Although I had seen both of the previous movies in this series, I found myself more than a little confused by “Allegiant.” The silly faction idea, with its on-the-nose message about the importance of individuality, was at least something to grab hold of and was an effective device for telling a story set in a dystopian future. Here, though, with the factions gone and Jeanine dead, the denizens of the “Divergent” world have divided themselves into multiple groups with divergent (see what I did there?) interests and it has become much more difficult to care about any of them. While both “Divergent” and “Insurgent” left me at least partially interested in seeing what happens next, I find myself not caring at all about where things go from here.

Worse yet, the movie pretty much wastes its cast. The strength of these movies has been its use of talented actors which were able to elevate the source material. In “Allegiant,” the star of the show has become the cheesy and unrealistic computer-generated effects. Maybe I was spoiled by the 2015 practical effects-laden feasts “Star Wars: The Force Awakens” and “Mad Max Fury Road,” but this movie in particular should be exhibit A in any discussion about why too much CG is a bad thing. Don’t get me wrong: I enjoy a good effects-driven sci-fi movie as much as anyone. But this isn’t good sci-fi, and these aren’t good effects. The capable young stars are almost forced to sit on the sideline while we watch a giant floating silver thing fly, attach, or crash into other giant floating silver things or barren landscapes, over and over again. The actors are reduced to lots of green screen running, shouting, and shooting, and it’s all kind of dull. I like these actors, and I wanted to see more of them actually getting to act and interact with one another. If not for the cast and the little opportunity they are given to actually act, I would have rated this movie even lower.

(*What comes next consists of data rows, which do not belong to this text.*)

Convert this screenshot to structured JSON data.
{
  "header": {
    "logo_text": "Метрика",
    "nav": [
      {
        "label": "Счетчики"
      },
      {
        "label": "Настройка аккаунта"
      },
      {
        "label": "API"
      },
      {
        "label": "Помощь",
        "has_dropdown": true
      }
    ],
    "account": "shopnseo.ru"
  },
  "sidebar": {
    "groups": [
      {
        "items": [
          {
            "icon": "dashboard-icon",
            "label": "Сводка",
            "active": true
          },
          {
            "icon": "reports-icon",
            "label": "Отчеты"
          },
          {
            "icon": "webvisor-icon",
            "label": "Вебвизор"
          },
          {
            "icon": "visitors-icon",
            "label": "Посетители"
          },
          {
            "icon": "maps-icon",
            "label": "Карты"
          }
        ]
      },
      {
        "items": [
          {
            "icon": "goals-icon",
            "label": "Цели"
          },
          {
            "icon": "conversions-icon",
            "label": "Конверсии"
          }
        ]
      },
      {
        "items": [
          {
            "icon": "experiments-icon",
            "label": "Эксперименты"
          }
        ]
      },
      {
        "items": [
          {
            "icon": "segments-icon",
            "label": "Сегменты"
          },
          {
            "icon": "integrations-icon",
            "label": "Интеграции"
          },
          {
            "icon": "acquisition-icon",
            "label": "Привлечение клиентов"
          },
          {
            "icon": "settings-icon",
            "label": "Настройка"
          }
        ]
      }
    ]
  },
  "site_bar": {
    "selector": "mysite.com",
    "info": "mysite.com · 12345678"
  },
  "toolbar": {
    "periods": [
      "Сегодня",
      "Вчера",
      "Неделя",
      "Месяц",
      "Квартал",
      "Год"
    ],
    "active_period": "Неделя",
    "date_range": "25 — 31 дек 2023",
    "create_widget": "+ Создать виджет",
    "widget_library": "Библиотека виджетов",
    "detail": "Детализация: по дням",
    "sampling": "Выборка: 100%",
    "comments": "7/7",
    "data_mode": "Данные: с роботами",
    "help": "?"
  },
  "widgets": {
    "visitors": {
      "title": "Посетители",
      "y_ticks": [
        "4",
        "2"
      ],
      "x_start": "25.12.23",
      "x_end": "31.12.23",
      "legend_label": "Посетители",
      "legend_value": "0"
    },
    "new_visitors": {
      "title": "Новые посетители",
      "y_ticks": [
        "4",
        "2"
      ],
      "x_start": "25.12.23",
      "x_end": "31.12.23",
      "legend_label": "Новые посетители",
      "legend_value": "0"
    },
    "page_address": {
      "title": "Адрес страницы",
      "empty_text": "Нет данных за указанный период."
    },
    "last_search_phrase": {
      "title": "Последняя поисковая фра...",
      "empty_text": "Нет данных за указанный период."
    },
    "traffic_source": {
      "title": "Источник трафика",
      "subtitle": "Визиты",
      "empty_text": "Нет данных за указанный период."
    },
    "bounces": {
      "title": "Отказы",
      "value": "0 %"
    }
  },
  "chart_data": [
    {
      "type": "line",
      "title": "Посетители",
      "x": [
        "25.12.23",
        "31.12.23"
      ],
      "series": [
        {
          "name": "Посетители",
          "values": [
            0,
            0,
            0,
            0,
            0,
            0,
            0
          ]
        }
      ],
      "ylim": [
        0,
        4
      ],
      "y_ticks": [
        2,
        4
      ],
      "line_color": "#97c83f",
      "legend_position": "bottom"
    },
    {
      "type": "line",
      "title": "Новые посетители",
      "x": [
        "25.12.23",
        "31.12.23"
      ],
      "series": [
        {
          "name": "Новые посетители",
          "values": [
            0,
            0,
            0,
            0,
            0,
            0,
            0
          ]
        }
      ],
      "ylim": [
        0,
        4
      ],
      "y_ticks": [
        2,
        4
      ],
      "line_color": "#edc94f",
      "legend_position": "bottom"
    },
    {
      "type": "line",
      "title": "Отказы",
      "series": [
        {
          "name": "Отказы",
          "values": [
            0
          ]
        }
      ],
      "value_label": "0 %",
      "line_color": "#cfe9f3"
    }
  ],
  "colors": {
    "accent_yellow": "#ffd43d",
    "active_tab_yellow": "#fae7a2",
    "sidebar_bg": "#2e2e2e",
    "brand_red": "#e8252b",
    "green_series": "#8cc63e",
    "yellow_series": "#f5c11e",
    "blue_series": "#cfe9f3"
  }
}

If you’re looking for good science fiction, go see “Star Wars” again. It’s still in theaters. Skip this one.